**Excerpted records**

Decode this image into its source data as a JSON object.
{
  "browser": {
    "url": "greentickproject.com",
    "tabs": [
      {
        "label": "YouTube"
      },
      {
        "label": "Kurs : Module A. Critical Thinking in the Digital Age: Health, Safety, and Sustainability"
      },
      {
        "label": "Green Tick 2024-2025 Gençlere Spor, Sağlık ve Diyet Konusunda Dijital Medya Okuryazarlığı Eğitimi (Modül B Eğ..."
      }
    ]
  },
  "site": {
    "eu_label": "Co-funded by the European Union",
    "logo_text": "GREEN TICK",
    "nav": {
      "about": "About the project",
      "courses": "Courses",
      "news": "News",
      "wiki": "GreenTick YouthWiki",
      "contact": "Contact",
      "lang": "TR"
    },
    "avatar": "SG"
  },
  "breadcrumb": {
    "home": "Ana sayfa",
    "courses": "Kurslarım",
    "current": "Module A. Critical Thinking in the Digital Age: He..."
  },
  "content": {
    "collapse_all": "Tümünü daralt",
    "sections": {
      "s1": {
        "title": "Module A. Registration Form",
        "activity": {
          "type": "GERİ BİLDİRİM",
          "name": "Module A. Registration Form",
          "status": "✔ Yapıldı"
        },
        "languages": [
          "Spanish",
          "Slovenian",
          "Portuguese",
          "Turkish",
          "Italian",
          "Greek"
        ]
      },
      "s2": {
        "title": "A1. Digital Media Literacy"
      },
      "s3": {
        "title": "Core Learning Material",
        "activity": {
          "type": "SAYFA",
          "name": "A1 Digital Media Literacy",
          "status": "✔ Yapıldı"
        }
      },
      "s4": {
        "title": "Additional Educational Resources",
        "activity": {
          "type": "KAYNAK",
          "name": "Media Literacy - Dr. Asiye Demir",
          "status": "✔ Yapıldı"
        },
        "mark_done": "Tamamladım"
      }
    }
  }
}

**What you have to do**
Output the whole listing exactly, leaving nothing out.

**Written reply**
Decode this image into its source data as a JSON object.
{
  "browser": {
    "url": "greentickproject.com",
    "tabs": [
      {
        "label": "YouTube"
      },
      {
        "label": "Kurs : Module A. Critical Thinking in the Digital Age: Health, Safety, and Sustainability"
      },
      {
        "label": "Green Tick 2024-2025 Gençlere Spor, Sağlık ve Diyet Konusunda Dijital Medya Okuryazarlığı Eğitimi (Modül B Eğ..."
      }
    ]
  },
  "site": {
    "eu_label": "Co-funded by the European Union",
    "logo_text": "GREEN TICK",
    "nav": {
      "about": "About the project",
      "courses": "Courses",
      "news": "News",
      "wiki": "GreenTick YouthWiki",
      "contact": "Contact",
      "lang": "TR"
    },
    "avatar": "SG"
  },
  "breadcrumb": {
    "home": "Ana sayfa",
    "courses": "Kurslarım",
    "current": "Module A. Critical Thinking in the Digital Age: He..."
  },
  "content": {
    "collapse_all": "Tümünü daralt",
    "sections": {
      "s1": {
        "title": "Module A. Registration Form",
        "activity": {
          "type": "GERİ BİLDİRİM",
          "name": "Module A. Registration Form",
          "status": "✔ Yapıldı"
        },
        "languages": [
          "Spanish",
          "Slovenian",
          "Portuguese",
          "Turkish",
          "Italian",
          "Greek"
        ]
      },
      "s2": {
        "title": "A1. Digital Media Literacy"
      },
      "s3": {
        "title": "Core Learning Material",
        "activity": {
          "type": "SAYFA",
          "name": "A1 Digital Media Literacy",
          "status": "✔ Yapıldı"
        }
      },
      "s4": {
        "title": "Additional Educational Resources",
        "activity": {
          "type": "KAYNAK",
          "name": "Media Literacy - Dr. Asiye Demir",
          "status": "✔ Yapıldı"
        },
        "mark_done": "Tamamladım"
      }
    }
  }
}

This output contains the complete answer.